Note: This article was originally published on November 22nd, 2012 on the blog The Lighthouse
In its November 14th‘s editorial, The Globe and Mail accused Ubisoft Montreal of producing propaganda through its latest adventure game, Assassin’s Creed III, which is set during the American Revolution. The Canadian newspaper accused the Montreal-based studio of being biased towards American fans for economic reasons, of making false claims about the allegiance of Native Americans during colonial times, and of degrading the British, which is, according to The Globe and Mail, condescending towards Canada’s history. Most of the editorial is slander towards the game and Ubisoft Montreal.
The controversial Assassin’s Creed III Trailer
North American fans of the game can easily be lead to believe that Assassin’s Creed III is biased towards Americans because of Ubisoft Montreal’s North American advertising campaign. The game’s trailers do glorify the United-States, which is normal given the game’s historical context. Ubisoft Montreal had two advertising campaigns: one for North America and one for the United Kingdom. In the UK trailers, Connor Ratonhnhaké:ton Kenway, the game’s protagonist, can be seen killing American soldiers whereas the North American trailers were partially censored. Long time fans of Assassin’s Creed know that the game is about a feud between the Assassins and the Templars. Connor’s goals are protecting his village and assassinating Templars and not winning the revolution for the Americans. Connor’s targets include both Brits and Americans. Ubisoft Montreal may have censored their North American trailers to win over American fans, but the game itself does not favour the United-States.

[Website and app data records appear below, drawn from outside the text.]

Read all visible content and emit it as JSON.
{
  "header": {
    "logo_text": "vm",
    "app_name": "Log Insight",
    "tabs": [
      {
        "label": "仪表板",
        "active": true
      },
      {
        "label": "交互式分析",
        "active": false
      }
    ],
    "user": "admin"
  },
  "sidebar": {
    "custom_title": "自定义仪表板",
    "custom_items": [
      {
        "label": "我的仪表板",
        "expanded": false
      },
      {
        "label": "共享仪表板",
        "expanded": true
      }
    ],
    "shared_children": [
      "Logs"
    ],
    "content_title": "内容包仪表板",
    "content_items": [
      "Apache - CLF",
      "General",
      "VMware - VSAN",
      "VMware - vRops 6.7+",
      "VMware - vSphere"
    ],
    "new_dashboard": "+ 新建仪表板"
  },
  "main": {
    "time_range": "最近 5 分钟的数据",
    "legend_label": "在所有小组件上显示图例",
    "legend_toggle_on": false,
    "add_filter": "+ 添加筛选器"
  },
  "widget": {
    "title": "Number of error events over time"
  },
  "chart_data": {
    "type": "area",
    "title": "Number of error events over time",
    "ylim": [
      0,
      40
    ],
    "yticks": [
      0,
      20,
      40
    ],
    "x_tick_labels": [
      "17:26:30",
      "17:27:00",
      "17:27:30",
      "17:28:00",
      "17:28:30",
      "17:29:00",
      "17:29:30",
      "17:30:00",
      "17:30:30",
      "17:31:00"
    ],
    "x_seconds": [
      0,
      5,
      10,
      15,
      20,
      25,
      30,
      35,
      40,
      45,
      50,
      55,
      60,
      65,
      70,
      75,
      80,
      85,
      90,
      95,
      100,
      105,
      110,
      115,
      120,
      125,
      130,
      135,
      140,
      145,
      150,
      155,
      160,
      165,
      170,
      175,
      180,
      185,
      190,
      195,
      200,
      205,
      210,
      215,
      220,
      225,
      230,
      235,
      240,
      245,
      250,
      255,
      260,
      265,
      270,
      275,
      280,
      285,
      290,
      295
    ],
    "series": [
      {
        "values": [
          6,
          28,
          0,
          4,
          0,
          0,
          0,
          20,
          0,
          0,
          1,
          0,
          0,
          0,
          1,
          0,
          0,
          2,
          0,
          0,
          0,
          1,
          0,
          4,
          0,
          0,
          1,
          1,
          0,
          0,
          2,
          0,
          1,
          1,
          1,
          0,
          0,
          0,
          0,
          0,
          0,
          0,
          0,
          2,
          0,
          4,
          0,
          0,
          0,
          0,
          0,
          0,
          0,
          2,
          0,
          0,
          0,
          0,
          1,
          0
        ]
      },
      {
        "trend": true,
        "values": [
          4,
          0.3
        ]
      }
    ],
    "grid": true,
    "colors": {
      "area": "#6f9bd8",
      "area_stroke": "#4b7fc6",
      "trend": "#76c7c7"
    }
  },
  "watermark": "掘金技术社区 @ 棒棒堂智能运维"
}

The Globe and Mail claimed that First Nations fought side by side with the British during the war of 1812. That is irrelevant since the game is set during the American Revolution. Whether it was the war of 1812 or the American Revolution though, Native American tribes sided with European nations who could best serve their interests. As a result, some tribes were actually pitted against each other. The authors of the Globe‘s editorial probably made their bold claim because they were thinking of Joseph Thayendanegea Brandt, a Mohawk chief famous for fighting alongside the British during the American Revolution. Yet, Joseph Louis Cook (Akiatonharónkwen), an influential leader of African and Abenaki ancestry among the Mohawks, held a grudge against the British and fought them at Valley Forge. The rivalry between Brandt and Cook indeed divided the Mohawks. The Globe and Mail‘s argument is based on historical misconceptions and an oversimplification of history.
It seems that The Globe and Mail‘s editorial was more about boosting the popularity of the Queen of England and Canada’s British colonial past than pointing out historical inaccuracies. What better thing to do than attack a popular game developed in a popular studio based in Quebec, the province that has been most critical of England’s role in Canadian history? If Canada wants to find its identity, it must, of course, remember its past, but it should not cling on to symbols that are contrary to its independence. Ubisoft Montreal worked with Mohawk consultants on the game and popular magazines and gaming websites have thoroughly reviewed Assassin’s Creed III. They did their homework: The Globe and Mail should have done theirs too.